It can be quite complex and requires a real-time power analyser for high channel counts, dynamic load changes, raw data acquisition and advanced analysis. Electrical motor and inverter testing can be found in automotive, transportation, railways, aerospace, industrial, wind energy and also in power generation. Typical application areas are electric ship motor, electric fork lifter, wind energy generator, electric or hybrid car, high speed train, high-performance pumps, electric drive in Airbus A320, industrial VF inverter, multiphase AC industrial motor and much more.
The main purpose of electric power testing is to improve the efficiency of the electric drive train. There are certain possibilities as to improve the inverter, the motor, the inverter / motor matching and improve the drive “strategy”. The better the inverter and the motor are „matched“, the higher the efficiency of the drive train. To do so, the motor needs to be carefully characterized with the inverter. This can be achieved with raw data being stored and analysed continuously by using appropriate first-class equipment.
No matter which drive train we are testing the voltages, currents, torque, speed and temperatures to be measured are quite similar. The task is always the same: At the inverter input battery voltage and current needs to be measured. Typically, we have at the inverter output 3 or more phases (for example 6 phases in aerospace, 6 phases can also be found outside aerospace, for example in elevators) and pulse width modulated voltages up to +/-1000 Volts and currents up to a few hundred amps to be measured. Measuring each of these voltages and currents individually allows us to calculate the electrical Power from the battery and from the inverter. Using a torque transducer the motor output signals torque, speed and position can be measured which allows to calculate mechanical power of the motor. Then if we calculate the ratios of each of these sections we get the efficiency of the frequency inverter, the electrical motor and the Efficiency of the entire electric drive train.
Currently wired setup looks like this: DMMs (Digital Multimeter) are used to measure the battery voltage, a power analyzer is measuring the three-phase voltage and currents, maybe a scope is used if the signals want to be seen as they occur, and a small DAQ (data acquisition system) is used to measure the torque, speed and angle of the electric motor.
But this setup with different measuring devices makes it almost impossible to obtain reliable results. There are several causes as:
- Conventional power analyzers deliver few calculations only and are not reliable in dynamic load change situations.

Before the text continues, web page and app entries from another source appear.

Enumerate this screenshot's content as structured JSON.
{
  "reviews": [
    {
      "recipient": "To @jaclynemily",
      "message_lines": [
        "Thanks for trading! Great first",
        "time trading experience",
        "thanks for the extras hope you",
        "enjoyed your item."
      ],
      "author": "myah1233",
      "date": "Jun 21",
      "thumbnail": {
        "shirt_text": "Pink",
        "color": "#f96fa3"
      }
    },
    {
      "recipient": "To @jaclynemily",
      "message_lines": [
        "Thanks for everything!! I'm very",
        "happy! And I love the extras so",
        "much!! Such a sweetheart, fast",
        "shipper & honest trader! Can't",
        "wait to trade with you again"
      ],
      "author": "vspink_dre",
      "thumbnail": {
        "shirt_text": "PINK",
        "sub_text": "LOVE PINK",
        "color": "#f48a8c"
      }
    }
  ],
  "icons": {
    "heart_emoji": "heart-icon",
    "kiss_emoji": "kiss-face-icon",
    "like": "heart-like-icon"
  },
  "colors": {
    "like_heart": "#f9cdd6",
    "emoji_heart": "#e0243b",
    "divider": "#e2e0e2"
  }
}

- Limited channel count for power and torque/speed.
- Difficult time synchronization between different systems.
- Data storage is limited in different systems & different formats.
- No raw data are available for verification or analysis.
Therefore, the demand for a high-end single system solution is bigger than ever as electric drive trains will become more important.
To simplify electric motor testing the market is requiring a single system that allows a flexible system configuration to store raw data and continuously analyse them. If required the data can be used later for in-depth analysis.
A single system acquires and displays the battery voltage and current (input to the inverter), the three-phase (or six-phase) pulse width modulated voltages and currents (output from the inverter), plus the torque, speed and angle of the electric motor.
The advantage of such a system is:
- Scalable from small to high channel counts.
- One system for power, mechanical, control and NVH
- High-speed acquisition and sampling of all signals without phase shift
- Real-time results and raw data storage in one file & format.
- Simultaneous acquisition and recording of all signals.
- Easy system integration trough software interfaces and open data format.
- Real-time result transfer to automation system.
- Perform real-time power calculations per half cycle (even based on your own formulas for “special” setups).
- Display all the recorded and computed signals live, safely and conveniently in the control room
- Continuous recording or snapshots per setpoint for mapping, verification and analysis
- Advanced analysis capabilities like space vector, dq0 transformation or air gap torque
The result of this setup is: No matter what happens during testing raw data is stored and the operator can carefully analyse the data and make amendments and modifications.
Maximum safety can be achieved by placing the Data Acquisition system inside the test cell and connect it with fiber optical ethernet to a control PC outside the test cell.
Storing raw data has further advantages. The data can be used for additional, complex analysis of the electric drive train. All results can be stored (CSV File) or streamed to an automation system.
Some examples of inverter analysis:
- Switching frequency
- Modulation method
- Inverter control behaviour
Some examples of motor analysis:
- Equivalent circuit diagram
- Iron & copper losses
- Starting currents
- Air gap torque
- Torque ripple / Cogging torque
- Saturation effects
Some examples of drive analysis
- WLPT Testing
As electric power testing is quite complex a single system simplifies testing and allows an in-depth analysis of data. A high-end power analyser (as the eDrive Power Analyzer) is able to acquire all signals, including high voltage, current, torque, speed, temperatures, CAN, vibration, sound, etc. And can sample all signals simultaneously, with high sample rate and high resolution.
Raw data will be stored continuously or as snapshot per set points for verification and analysis. A Test setup in one simple menu with preconfigured applications is possible. Power results, traces, FFTs and mappings are calculated in real time. The eDrive creator and user formulas allow adaption to complex applications. Due to a formula database a detailed motor and inverter analysis is possible. The results can be transferred and controlled via soft-/hardware interfaces to automation system.